Mr Margiela held presentations in a supermarket, an abandoned métro station lit by candles, and on a construction site, and they often seemed more like performance art than fashion shows. On one occasion the clothes were shown on life-sized puppets, bringing to mind surrealist art, an important influence for Mr Margiela. On another, the models wore jewellery made of coloured ice cubes, which melted under the glaring spotlights, leaving
MAISON MARTIN MARGIELA IN PICTURES
by Margiela staff
coloured trails on the white garments. As anti-Establishment as all this may sound, Mr Margiela has always upheld the greatest respect for traditional techniques and craftsmanship, something that was underlined when he was employed as creative director of Hermès from 1997 to 2003. Everything which is produced by the label is manufactured with great care, with particular attention given to construction, proportion and fit.
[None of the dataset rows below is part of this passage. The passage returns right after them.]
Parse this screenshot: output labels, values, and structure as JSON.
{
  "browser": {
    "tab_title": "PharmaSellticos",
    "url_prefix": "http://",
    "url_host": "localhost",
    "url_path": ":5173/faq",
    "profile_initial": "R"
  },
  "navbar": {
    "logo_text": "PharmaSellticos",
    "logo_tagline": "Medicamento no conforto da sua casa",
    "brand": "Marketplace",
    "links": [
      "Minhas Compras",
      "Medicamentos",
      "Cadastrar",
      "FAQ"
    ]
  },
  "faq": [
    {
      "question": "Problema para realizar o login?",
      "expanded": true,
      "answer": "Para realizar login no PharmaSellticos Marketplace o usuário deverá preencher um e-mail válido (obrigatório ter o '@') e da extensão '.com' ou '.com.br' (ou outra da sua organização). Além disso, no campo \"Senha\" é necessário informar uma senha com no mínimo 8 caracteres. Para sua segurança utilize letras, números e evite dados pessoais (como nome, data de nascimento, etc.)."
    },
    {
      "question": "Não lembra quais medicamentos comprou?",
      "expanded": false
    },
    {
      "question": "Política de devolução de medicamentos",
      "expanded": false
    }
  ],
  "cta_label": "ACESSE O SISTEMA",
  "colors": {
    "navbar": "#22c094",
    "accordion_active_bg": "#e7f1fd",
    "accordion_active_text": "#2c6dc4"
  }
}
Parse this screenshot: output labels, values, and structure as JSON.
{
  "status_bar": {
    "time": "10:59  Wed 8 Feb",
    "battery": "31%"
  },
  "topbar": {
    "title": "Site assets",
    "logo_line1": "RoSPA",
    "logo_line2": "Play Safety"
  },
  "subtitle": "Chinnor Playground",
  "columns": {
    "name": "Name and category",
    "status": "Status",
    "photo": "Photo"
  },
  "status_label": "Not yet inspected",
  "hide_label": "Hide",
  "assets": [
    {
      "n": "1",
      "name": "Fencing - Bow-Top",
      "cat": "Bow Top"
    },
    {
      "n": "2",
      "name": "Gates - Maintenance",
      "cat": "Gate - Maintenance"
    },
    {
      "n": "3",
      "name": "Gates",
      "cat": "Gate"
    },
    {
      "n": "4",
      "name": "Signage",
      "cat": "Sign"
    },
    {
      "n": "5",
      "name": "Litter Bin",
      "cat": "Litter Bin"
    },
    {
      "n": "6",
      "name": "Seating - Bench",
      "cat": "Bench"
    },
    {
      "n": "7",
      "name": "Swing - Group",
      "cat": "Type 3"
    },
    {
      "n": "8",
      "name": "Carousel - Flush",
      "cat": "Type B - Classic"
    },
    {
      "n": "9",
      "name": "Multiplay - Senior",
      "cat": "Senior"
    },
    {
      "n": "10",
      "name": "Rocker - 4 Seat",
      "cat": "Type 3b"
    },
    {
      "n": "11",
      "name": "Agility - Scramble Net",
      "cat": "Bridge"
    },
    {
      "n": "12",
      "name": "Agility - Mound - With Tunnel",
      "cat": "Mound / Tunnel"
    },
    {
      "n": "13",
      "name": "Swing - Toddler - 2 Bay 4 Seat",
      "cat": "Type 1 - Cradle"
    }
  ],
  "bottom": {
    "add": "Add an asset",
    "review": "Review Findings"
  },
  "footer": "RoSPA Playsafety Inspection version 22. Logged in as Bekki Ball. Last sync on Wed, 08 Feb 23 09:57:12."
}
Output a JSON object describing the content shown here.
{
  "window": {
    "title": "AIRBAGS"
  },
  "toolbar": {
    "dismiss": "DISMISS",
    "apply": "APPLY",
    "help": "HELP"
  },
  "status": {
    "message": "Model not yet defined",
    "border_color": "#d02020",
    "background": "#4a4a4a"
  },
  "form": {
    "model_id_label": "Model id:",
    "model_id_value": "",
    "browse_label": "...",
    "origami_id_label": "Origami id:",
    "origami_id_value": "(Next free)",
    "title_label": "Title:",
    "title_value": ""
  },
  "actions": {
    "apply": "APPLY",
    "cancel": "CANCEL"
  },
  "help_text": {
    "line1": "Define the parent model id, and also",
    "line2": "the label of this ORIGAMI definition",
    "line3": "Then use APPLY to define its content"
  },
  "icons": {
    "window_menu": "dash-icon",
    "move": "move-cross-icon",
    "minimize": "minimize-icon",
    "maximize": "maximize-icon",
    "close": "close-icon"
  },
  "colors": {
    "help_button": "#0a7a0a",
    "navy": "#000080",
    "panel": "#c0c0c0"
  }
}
Perhaps most remarkable of all, for one of the most influential fashion designers of our time, is that Mr Margiela has never given an interview nor been pictured in the media. The reason for this is partly to let the clothes speak for themselves, and partly to emphasise the importance of teamwork at Margiela, where all staff wear matching white lab coats and work together closely. To underline this point, communications from the company (once sent exclusively by fax, now by email) are always signed "Maison Martin Margiela" rather than being attributed to a particular person.